Anyway, it's a hoot. Most of the time, anyway. It can struggle under the weight of repitition, which is unavoidable, I would think, with something like this. But if you're able to go with it, and it's not that hard to do, it's a lot of fun. It creates and tosses off and then forgets about a lot of good old-fashioned pulp strangeness, of the type that nobody who thinks they're recreating this kind of pulp actually manages to duplicate. It's the real thing, is what I'm getting at.


Ed Howard said...

I haven't seen this Feuillade yet, but I'm interested in that lights/tinting idea. I know I've seen that before, and off the top of my head I *think* something similar happens at the beginning of Keaton's 1923 Our Hospitality, when someone blows out a lamp and the tinting goes from yellowish to blue.

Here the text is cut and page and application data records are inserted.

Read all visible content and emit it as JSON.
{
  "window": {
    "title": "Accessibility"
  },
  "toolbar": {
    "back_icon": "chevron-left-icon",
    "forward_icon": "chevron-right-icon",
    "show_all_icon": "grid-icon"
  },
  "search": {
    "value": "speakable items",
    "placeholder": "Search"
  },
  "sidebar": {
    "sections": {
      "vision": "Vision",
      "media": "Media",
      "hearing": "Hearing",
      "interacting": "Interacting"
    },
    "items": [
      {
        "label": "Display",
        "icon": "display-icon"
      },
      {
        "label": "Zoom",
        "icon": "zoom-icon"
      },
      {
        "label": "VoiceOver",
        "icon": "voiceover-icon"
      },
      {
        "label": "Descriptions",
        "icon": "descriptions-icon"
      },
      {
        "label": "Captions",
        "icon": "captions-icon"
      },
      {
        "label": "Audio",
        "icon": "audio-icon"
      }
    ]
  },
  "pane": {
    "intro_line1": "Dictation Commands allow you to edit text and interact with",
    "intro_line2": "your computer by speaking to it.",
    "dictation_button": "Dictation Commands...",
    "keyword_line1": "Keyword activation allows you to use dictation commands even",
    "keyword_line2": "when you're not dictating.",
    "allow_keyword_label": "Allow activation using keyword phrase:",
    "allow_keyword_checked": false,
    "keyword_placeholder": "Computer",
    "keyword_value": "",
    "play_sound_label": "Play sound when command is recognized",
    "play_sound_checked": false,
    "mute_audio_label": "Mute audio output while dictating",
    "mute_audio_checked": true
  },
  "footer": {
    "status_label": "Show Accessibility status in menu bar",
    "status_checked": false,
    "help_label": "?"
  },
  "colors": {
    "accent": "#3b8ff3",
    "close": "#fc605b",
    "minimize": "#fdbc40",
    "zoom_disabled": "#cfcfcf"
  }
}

Like you, I've seen more silents this year than in my whole life previous, and it's been fun and illuminating.

bill r. said...

Can I safely assume you've seen THE PHANTOM CARRIAGE? Because if not hoooollllyyyyy shiiiiit!

Peter Lenihan said...

Regarding the whole good guys kinda boring thing, Feuillade reportedly got into a bit of trouble for purportedly glorifying terrorism / do-baddery with Les Vampires, and it's really interesting to contrast with his follow-up Judex, in which the good guy is both far more interesting and a bona fide fascist (although probably not in Feuillade's eyes, admittedly). Well worth checking out.

Stacia said...

There has always been an explanation of sorts about Les Vampires that more characters died than were originally intended because the actors themselves died, either through war or influenza, depending on who tells the story. But now that I actually bother to look it up, it couldn't have been from the influenza pandemic because it was too early, and while several people in the credits apparently never worked again after 1915-1916, I can't find death dates for them. Clearly, I can't believe everything I heard on Usenet back in 1995. Who knew?